**** DATA EXTRACTS
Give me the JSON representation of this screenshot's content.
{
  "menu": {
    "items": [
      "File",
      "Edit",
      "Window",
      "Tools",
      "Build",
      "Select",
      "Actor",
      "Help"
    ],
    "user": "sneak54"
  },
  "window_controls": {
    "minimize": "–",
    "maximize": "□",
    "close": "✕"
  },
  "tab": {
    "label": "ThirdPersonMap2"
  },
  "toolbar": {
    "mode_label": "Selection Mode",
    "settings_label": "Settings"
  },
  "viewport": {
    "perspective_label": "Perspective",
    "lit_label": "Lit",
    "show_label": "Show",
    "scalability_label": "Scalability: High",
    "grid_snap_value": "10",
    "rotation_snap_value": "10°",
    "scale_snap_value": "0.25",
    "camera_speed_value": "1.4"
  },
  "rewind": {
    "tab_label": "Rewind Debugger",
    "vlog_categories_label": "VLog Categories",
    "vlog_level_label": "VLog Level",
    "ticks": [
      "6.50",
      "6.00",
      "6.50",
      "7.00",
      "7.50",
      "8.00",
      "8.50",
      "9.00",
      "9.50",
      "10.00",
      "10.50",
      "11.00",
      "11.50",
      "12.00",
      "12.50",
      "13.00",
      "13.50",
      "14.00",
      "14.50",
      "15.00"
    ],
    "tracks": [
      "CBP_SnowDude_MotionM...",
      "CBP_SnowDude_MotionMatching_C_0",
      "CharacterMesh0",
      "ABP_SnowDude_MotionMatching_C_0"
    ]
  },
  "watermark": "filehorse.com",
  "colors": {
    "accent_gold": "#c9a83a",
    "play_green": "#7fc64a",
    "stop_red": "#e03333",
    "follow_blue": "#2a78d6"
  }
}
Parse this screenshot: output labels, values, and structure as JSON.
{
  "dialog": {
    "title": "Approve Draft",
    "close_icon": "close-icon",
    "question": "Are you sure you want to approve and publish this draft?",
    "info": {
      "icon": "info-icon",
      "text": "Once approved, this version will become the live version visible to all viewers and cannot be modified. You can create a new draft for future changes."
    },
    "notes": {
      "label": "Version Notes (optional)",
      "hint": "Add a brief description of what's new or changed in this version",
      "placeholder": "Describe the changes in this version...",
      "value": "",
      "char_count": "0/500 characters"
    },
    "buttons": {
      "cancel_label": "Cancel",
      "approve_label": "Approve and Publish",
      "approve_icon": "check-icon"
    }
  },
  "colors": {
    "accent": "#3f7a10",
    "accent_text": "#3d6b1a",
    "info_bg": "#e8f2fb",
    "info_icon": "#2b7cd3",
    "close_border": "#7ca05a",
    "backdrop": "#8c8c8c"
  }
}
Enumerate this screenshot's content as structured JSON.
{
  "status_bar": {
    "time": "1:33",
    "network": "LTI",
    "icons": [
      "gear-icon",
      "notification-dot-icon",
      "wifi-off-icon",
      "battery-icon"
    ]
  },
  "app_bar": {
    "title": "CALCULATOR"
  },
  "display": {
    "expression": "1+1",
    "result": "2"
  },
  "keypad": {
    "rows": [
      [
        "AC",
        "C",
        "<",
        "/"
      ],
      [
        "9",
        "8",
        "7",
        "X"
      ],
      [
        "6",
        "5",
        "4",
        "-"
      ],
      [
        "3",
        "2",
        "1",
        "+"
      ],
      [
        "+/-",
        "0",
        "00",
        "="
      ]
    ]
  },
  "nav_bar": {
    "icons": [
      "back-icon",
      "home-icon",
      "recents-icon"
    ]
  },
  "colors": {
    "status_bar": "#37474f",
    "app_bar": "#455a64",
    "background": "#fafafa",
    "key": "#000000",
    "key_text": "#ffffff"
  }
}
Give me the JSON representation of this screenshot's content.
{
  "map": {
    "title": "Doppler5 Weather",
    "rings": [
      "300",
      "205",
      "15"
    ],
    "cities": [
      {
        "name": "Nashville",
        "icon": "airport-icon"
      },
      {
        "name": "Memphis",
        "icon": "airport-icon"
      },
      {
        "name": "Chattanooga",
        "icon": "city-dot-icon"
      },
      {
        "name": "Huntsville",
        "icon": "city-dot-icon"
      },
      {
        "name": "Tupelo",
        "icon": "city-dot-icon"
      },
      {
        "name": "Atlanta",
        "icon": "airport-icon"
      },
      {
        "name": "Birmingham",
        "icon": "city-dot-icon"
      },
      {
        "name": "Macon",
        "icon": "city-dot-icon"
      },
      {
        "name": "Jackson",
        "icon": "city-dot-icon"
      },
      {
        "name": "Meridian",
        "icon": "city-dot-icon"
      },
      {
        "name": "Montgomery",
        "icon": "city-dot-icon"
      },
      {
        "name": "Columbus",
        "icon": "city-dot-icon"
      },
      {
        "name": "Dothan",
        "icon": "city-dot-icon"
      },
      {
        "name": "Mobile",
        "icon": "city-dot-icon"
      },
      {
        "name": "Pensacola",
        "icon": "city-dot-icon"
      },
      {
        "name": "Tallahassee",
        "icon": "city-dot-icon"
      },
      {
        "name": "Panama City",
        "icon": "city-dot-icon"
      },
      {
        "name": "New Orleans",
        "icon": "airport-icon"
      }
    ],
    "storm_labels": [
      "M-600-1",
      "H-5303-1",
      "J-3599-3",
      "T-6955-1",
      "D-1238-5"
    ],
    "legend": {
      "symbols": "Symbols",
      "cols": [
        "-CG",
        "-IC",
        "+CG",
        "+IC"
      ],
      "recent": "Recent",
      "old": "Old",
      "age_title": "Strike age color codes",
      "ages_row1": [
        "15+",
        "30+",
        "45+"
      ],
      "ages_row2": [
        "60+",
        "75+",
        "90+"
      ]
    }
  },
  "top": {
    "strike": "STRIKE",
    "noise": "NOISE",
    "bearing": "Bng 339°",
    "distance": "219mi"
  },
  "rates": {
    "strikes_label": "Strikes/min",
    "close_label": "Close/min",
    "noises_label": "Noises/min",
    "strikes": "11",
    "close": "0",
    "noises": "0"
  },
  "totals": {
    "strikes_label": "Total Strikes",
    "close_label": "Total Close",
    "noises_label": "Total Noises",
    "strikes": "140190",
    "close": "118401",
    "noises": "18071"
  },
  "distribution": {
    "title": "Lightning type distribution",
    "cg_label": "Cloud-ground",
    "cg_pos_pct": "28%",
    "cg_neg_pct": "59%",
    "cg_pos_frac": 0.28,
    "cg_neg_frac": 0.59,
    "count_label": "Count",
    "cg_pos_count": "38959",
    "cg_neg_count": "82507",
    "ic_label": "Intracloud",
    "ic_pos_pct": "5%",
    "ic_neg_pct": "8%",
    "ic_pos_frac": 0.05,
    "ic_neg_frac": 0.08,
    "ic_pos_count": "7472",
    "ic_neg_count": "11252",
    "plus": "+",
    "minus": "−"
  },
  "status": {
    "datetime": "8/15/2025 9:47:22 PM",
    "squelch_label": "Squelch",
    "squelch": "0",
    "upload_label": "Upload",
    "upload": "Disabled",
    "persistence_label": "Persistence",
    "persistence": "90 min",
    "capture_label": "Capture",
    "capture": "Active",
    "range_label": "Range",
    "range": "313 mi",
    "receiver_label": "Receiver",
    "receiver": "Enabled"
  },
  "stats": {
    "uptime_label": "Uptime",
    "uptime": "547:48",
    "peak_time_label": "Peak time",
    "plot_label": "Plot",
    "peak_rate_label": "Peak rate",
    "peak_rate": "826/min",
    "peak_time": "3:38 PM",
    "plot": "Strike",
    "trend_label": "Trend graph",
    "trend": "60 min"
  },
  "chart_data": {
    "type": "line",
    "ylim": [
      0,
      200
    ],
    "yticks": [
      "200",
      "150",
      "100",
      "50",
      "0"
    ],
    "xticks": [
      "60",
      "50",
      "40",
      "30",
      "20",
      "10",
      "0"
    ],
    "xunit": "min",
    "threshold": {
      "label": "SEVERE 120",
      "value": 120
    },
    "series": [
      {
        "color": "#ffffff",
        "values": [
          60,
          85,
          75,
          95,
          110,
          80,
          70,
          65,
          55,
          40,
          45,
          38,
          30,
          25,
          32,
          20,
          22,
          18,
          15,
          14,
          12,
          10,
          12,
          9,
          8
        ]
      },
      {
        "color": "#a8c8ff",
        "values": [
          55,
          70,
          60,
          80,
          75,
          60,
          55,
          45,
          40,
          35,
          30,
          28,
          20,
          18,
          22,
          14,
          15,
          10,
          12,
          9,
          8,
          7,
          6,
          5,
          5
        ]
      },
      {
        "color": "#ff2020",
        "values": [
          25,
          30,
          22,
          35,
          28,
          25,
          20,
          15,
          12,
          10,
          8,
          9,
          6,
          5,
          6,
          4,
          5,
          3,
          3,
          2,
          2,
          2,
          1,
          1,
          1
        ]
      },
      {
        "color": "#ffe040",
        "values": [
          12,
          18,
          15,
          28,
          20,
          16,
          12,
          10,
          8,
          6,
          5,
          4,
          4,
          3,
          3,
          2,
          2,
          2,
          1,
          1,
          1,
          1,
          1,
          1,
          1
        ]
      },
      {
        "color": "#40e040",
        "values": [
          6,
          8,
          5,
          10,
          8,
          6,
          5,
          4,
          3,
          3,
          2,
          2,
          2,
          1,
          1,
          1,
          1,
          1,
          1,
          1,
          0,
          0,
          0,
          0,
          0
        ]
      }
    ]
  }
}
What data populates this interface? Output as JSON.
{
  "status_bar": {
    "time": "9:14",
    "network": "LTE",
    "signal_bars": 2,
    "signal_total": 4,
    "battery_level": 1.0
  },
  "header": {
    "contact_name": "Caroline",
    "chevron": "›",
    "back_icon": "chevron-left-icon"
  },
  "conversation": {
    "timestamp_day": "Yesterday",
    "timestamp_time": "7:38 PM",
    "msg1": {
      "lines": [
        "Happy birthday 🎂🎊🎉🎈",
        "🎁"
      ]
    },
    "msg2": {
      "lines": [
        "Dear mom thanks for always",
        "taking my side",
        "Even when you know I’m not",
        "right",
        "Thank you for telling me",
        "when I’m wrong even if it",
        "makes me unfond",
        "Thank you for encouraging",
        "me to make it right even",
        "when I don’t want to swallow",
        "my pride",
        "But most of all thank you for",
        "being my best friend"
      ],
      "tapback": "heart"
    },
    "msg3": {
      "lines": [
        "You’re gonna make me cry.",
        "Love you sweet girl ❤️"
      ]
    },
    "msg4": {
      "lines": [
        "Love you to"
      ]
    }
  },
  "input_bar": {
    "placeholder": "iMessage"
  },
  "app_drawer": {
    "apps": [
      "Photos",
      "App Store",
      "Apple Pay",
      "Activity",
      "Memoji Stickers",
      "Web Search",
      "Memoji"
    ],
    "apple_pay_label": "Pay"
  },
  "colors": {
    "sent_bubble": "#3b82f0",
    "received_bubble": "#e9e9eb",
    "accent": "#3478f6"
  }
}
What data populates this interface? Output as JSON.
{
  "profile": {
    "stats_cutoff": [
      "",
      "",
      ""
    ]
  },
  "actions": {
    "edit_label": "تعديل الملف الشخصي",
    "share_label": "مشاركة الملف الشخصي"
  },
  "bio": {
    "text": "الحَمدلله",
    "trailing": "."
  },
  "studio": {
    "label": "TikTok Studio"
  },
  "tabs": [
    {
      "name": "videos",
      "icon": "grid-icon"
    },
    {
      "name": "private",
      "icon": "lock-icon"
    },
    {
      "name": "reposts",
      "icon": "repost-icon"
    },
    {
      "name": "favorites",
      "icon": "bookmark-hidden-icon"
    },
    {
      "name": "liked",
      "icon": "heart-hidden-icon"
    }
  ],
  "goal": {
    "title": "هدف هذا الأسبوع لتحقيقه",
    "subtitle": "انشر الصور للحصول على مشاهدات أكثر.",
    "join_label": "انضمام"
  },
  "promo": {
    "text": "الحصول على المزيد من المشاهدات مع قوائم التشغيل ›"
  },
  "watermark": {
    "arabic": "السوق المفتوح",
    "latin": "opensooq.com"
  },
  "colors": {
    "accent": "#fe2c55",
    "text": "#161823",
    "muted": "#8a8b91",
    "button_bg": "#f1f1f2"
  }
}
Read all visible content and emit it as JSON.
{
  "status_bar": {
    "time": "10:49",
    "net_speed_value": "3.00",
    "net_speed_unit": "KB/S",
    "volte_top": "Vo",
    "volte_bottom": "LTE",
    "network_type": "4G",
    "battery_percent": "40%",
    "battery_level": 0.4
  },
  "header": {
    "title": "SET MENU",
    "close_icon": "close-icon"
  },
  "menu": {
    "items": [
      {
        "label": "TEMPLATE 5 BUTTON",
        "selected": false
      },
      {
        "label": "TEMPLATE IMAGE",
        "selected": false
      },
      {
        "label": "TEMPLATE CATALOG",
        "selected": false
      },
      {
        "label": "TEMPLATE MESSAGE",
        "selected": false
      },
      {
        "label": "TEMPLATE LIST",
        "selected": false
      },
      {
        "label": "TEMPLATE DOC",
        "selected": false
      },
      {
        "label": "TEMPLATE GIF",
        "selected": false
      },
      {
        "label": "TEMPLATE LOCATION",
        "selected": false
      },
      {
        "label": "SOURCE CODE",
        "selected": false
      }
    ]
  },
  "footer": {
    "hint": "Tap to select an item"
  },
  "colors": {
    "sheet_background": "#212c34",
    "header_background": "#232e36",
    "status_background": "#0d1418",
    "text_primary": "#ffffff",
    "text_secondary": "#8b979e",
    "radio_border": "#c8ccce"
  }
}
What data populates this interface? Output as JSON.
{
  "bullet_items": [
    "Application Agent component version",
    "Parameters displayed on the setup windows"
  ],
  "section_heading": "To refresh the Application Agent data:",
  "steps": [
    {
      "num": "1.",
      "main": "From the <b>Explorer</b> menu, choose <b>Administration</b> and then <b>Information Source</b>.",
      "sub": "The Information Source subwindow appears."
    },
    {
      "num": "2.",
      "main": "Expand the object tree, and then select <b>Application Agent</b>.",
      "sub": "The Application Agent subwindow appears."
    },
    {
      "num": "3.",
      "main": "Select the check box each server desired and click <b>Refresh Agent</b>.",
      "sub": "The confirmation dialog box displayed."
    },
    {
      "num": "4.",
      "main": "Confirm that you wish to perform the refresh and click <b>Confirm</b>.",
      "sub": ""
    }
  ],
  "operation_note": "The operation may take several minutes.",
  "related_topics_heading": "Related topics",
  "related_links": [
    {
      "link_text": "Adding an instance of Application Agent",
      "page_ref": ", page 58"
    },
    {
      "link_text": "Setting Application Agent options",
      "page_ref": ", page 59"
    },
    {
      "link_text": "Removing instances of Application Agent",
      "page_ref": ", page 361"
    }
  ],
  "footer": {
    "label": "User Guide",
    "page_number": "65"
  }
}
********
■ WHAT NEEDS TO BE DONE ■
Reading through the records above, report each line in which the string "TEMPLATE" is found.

■ SOLUTION ■
        "label": "TEMPLATE 5 BUTTON",
        "label": "TEMPLATE IMAGE",
        "label": "TEMPLATE CATALOG",
        "label": "TEMPLATE MESSAGE",
        "label": "TEMPLATE LIST",
        "label": "TEMPLATE DOC",
        "label": "TEMPLATE GIF",
        "label": "TEMPLATE LOCATION",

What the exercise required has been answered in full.